What you will do
Repeat the listing below in full and exactly, but without its pictures.

Records for this task
____________

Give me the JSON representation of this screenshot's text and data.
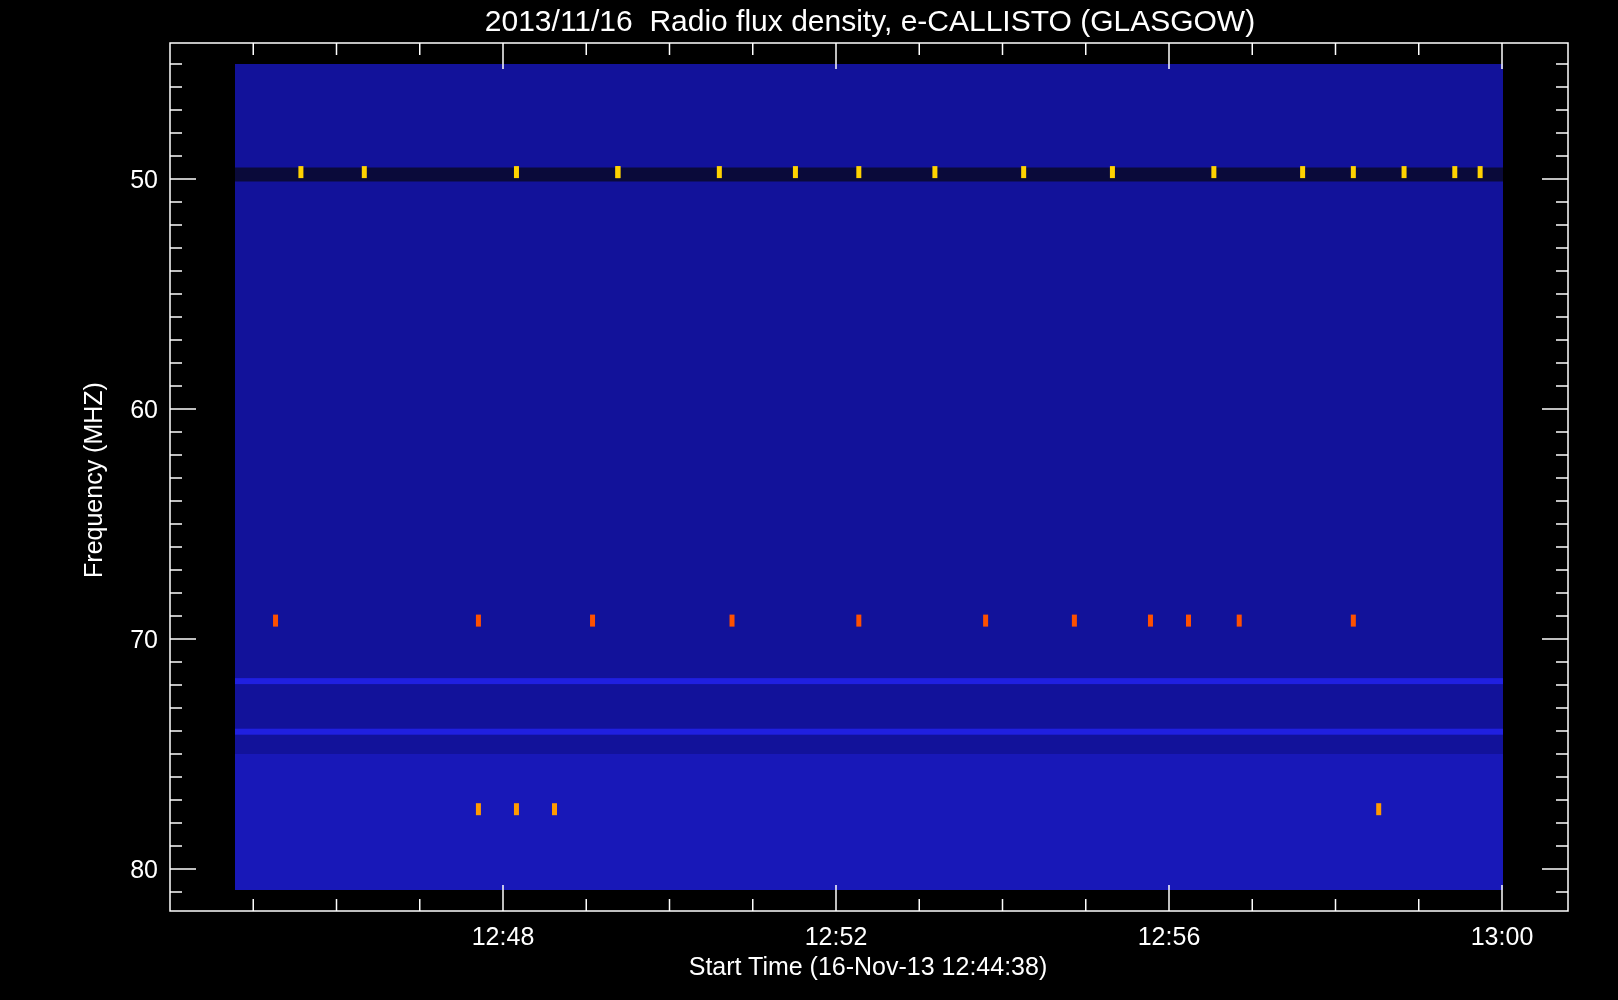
{
  "title": "2013/11/16  Radio flux density, e-CALLISTO (GLASGOW)",
  "y_axis": {
    "label": "Frequency (MHZ)",
    "ticks": [
      "50",
      "60",
      "70",
      "80"
    ]
  },
  "x_axis": {
    "label": "Start Time (16-Nov-13 12:44:38)",
    "ticks": [
      "12:48",
      "12:52",
      "12:56",
      "13:00"
    ]
  }
}
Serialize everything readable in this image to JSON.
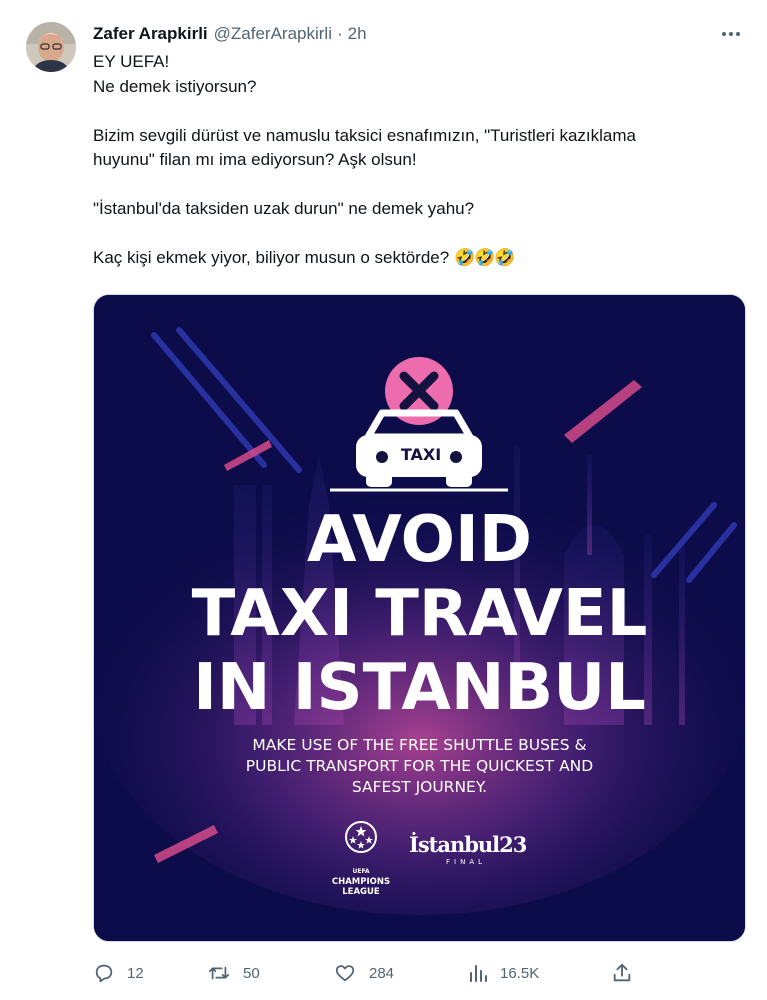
{
  "tweet": {
    "author_name": "Zafer Arapkirli",
    "handle": "@ZaferArapkirli",
    "separator": "·",
    "time": "2h",
    "lines": [
      "EY UEFA!",
      "Ne demek istiyorsun?",
      "",
      "Bizim sevgili dürüst ve namuslu taksici esnafımızın, \"Turistleri kazıklama",
      "huyunu\" filan mı ima ediyorsun? Aşk olsun!",
      "",
      "\"İstanbul'da taksiden uzak durun\" ne demek yahu?",
      "",
      "Kaç kişi ekmek yiyor, biliyor musun o sektörde?"
    ],
    "emojis": "🤣🤣🤣"
  },
  "media": {
    "taxi_sign": "TAXI",
    "headline": [
      "AVOID",
      "TAXI TRAVEL",
      "IN ISTANBUL"
    ],
    "subtext": [
      "MAKE USE OF THE FREE SHUTTLE BUSES &",
      "PUBLIC TRANSPORT FOR THE QUICKEST AND",
      "SAFEST JOURNEY."
    ],
    "ucl_label": [
      "UEFA",
      "CHAMPIONS",
      "LEAGUE"
    ],
    "istanbul_logo": "İstanbul23",
    "istanbul_final": "FINAL",
    "colors": {
      "background": "#0d0c4b",
      "accent_pink": "#ec6cae",
      "glow": "#c44a9c"
    }
  },
  "actions": {
    "replies": "12",
    "retweets": "50",
    "likes": "284",
    "views": "16.5K"
  },
  "icons": [
    "more-icon",
    "reply-icon",
    "retweet-icon",
    "like-icon",
    "views-icon",
    "share-icon",
    "close-x-icon",
    "taxi-icon",
    "ucl-starball-icon"
  ]
}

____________

Answer box
Give me the JSON representation of this screenshot's text and data.
{
  "title": "2013/11/16  Radio flux density, e-CALLISTO (GLASGOW)",
  "y_axis": {
    "label": "Frequency (MHZ)",
    "ticks": [
      "50",
      "60",
      "70",
      "80"
    ]
  },
  "x_axis": {
    "label": "Start Time (16-Nov-13 12:44:38)",
    "ticks": [
      "12:48",
      "12:52",
      "12:56",
      "13:00"
    ]
  }
}
Serialize everything readable in this image to JSON.
{
  "tweet": {
    "author_name": "Zafer Arapkirli",
    "handle": "@ZaferArapkirli",
    "separator": "·",
    "time": "2h",
    "lines": [
      "EY UEFA!",
      "Ne demek istiyorsun?",
      "",
      "Bizim sevgili dürüst ve namuslu taksici esnafımızın, \"Turistleri kazıklama",
      "huyunu\" filan mı ima ediyorsun? Aşk olsun!",
      "",
      "\"İstanbul'da taksiden uzak durun\" ne demek yahu?",
      "",
      "Kaç kişi ekmek yiyor, biliyor musun o sektörde?"
    ],
    "emojis": "🤣🤣🤣"
  },
  "media": {
    "taxi_sign": "TAXI",
    "headline": [
      "AVOID",
      "TAXI TRAVEL",
      "IN ISTANBUL"
    ],
    "subtext": [
      "MAKE USE OF THE FREE SHUTTLE BUSES &",
      "PUBLIC TRANSPORT FOR THE QUICKEST AND",
      "SAFEST JOURNEY."
    ],
    "ucl_label": [
      "UEFA",
      "CHAMPIONS",
      "LEAGUE"
    ],
    "istanbul_logo": "İstanbul23",
    "istanbul_final": "FINAL",
    "colors": {
      "background": "#0d0c4b",
      "accent_pink": "#ec6cae",
      "glow": "#c44a9c"
    }
  },
  "actions": {
    "replies": "12",
    "retweets": "50",
    "likes": "284",
    "views": "16.5K"
  },
  "icons": [
    "more-icon",
    "reply-icon",
    "retweet-icon",
    "like-icon",
    "views-icon",
    "share-icon",
    "close-x-icon",
    "taxi-icon",
    "ucl-starball-icon"
  ]
}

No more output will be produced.